■ Problem requirements:
Every line of the data must appear again in the answer, exactly as written.

==============================

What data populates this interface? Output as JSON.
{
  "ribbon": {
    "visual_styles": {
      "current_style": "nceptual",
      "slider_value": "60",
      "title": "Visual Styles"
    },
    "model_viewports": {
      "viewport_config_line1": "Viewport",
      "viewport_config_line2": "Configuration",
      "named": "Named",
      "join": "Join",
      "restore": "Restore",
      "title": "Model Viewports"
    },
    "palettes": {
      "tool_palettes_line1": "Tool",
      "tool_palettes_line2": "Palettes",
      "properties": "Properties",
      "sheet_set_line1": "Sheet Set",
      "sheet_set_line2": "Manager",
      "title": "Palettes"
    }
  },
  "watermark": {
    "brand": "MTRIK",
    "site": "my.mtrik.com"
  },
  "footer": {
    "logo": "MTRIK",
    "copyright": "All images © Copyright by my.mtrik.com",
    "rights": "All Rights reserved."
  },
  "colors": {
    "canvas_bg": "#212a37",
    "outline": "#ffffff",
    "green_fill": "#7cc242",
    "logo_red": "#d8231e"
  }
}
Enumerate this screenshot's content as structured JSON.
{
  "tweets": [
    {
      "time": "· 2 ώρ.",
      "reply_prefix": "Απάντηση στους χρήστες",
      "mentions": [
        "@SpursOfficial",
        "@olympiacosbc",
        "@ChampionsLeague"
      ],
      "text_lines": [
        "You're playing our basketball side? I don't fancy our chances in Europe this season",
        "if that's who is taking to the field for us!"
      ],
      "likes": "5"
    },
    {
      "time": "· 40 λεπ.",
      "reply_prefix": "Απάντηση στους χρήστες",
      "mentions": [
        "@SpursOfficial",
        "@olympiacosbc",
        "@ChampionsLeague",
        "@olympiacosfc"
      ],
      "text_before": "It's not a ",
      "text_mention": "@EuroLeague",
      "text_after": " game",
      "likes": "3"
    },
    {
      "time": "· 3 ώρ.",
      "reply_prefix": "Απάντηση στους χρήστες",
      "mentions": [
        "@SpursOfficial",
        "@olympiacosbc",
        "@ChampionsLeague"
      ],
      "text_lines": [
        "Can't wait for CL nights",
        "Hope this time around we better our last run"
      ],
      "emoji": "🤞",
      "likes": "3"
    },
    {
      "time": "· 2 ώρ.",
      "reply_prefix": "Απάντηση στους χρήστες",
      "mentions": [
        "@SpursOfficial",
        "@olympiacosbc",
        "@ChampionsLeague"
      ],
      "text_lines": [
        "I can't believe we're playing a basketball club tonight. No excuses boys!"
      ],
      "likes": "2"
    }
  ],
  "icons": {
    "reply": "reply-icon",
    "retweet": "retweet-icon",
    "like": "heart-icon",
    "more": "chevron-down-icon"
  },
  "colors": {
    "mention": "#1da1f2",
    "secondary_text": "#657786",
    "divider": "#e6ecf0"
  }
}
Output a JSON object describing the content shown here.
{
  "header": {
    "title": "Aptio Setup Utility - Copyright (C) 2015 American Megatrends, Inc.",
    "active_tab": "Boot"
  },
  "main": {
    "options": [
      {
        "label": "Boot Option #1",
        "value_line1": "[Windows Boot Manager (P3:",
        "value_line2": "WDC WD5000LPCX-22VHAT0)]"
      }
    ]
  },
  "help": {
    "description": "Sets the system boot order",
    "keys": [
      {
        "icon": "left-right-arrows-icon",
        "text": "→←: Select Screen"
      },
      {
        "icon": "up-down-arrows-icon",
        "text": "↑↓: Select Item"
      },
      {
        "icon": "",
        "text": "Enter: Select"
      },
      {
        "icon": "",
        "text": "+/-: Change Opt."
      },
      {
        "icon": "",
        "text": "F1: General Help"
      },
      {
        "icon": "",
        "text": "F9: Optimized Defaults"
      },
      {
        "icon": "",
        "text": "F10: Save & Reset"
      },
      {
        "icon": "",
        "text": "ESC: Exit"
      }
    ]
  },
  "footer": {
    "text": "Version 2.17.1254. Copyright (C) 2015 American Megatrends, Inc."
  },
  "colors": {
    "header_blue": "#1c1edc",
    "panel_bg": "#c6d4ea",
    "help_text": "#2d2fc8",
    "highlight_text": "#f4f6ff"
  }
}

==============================

■ Exercise answer:
What data populates this interface? Output as JSON.
{
  "ribbon": {
    "visual_styles": {
      "current_style": "nceptual",
      "slider_value": "60",
      "title": "Visual Styles"
    },
    "model_viewports": {
      "viewport_config_line1": "Viewport",
      "viewport_config_line2": "Configuration",
      "named": "Named",
      "join": "Join",
      "restore": "Restore",
      "title": "Model Viewports"
    },
    "palettes": {
      "tool_palettes_line1": "Tool",
      "tool_palettes_line2": "Palettes",
      "properties": "Properties",
      "sheet_set_line1": "Sheet Set",
      "sheet_set_line2": "Manager",
      "title": "Palettes"
    }
  },
  "watermark": {
    "brand": "MTRIK",
    "site": "my.mtrik.com"
  },
  "footer": {
    "logo": "MTRIK",
    "copyright": "All images © Copyright by my.mtrik.com",
    "rights": "All Rights reserved."
  },
  "colors": {
    "canvas_bg": "#212a37",
    "outline": "#ffffff",
    "green_fill": "#7cc242",
    "logo_red": "#d8231e"
  }
}
Enumerate this screenshot's content as structured JSON.
{
  "tweets": [
    {
      "time": "· 2 ώρ.",
      "reply_prefix": "Απάντηση στους χρήστες",
      "mentions": [
        "@SpursOfficial",
        "@olympiacosbc",
        "@ChampionsLeague"
      ],
      "text_lines": [
        "You're playing our basketball side? I don't fancy our chances in Europe this season",
        "if that's who is taking to the field for us!"
      ],
      "likes": "5"
    },
    {
      "time": "· 40 λεπ.",
      "reply_prefix": "Απάντηση στους χρήστες",
      "mentions": [
        "@SpursOfficial",
        "@olympiacosbc",
        "@ChampionsLeague",
        "@olympiacosfc"
      ],
      "text_before": "It's not a ",
      "text_mention": "@EuroLeague",
      "text_after": " game",
      "likes": "3"
    },
    {
      "time": "· 3 ώρ.",
      "reply_prefix": "Απάντηση στους χρήστες",
      "mentions": [
        "@SpursOfficial",
        "@olympiacosbc",
        "@ChampionsLeague"
      ],
      "text_lines": [
        "Can't wait for CL nights",
        "Hope this time around we better our last run"
      ],
      "emoji": "🤞",
      "likes": "3"
    },
    {
      "time": "· 2 ώρ.",
      "reply_prefix": "Απάντηση στους χρήστες",
      "mentions": [
        "@SpursOfficial",
        "@olympiacosbc",
        "@ChampionsLeague"
      ],
      "text_lines": [
        "I can't believe we're playing a basketball club tonight. No excuses boys!"
      ],
      "likes": "2"
    }
  ],
  "icons": {
    "reply": "reply-icon",
    "retweet": "retweet-icon",
    "like": "heart-icon",
    "more": "chevron-down-icon"
  },
  "colors": {
    "mention": "#1da1f2",
    "secondary_text": "#657786",
    "divider": "#e6ecf0"
  }
}
Output a JSON object describing the content shown here.
{
  "header": {
    "title": "Aptio Setup Utility - Copyright (C) 2015 American Megatrends, Inc.",
    "active_tab": "Boot"
  },
  "main": {
    "options": [
      {
        "label": "Boot Option #1",
        "value_line1": "[Windows Boot Manager (P3:",
        "value_line2": "WDC WD5000LPCX-22VHAT0)]"
      }
    ]
  },
  "help": {
    "description": "Sets the system boot order",
    "keys": [
      {
        "icon": "left-right-arrows-icon",
        "text": "→←: Select Screen"
      },
      {
        "icon": "up-down-arrows-icon",
        "text": "↑↓: Select Item"
      },
      {
        "icon": "",
        "text": "Enter: Select"
      },
      {
        "icon": "",
        "text": "+/-: Change Opt."
      },
      {
        "icon": "",
        "text": "F1: General Help"
      },
      {
        "icon": "",
        "text": "F9: Optimized Defaults"
      },
      {
        "icon": "",
        "text": "F10: Save & Reset"
      },
      {
        "icon": "",
        "text": "ESC: Exit"
      }
    ]
  },
  "footer": {
    "text": "Version 2.17.1254. Copyright (C) 2015 American Megatrends, Inc."
  },
  "colors": {
    "header_blue": "#1c1edc",
    "panel_bg": "#c6d4ea",
    "help_text": "#2d2fc8",
    "highlight_text": "#f4f6ff"
  }
}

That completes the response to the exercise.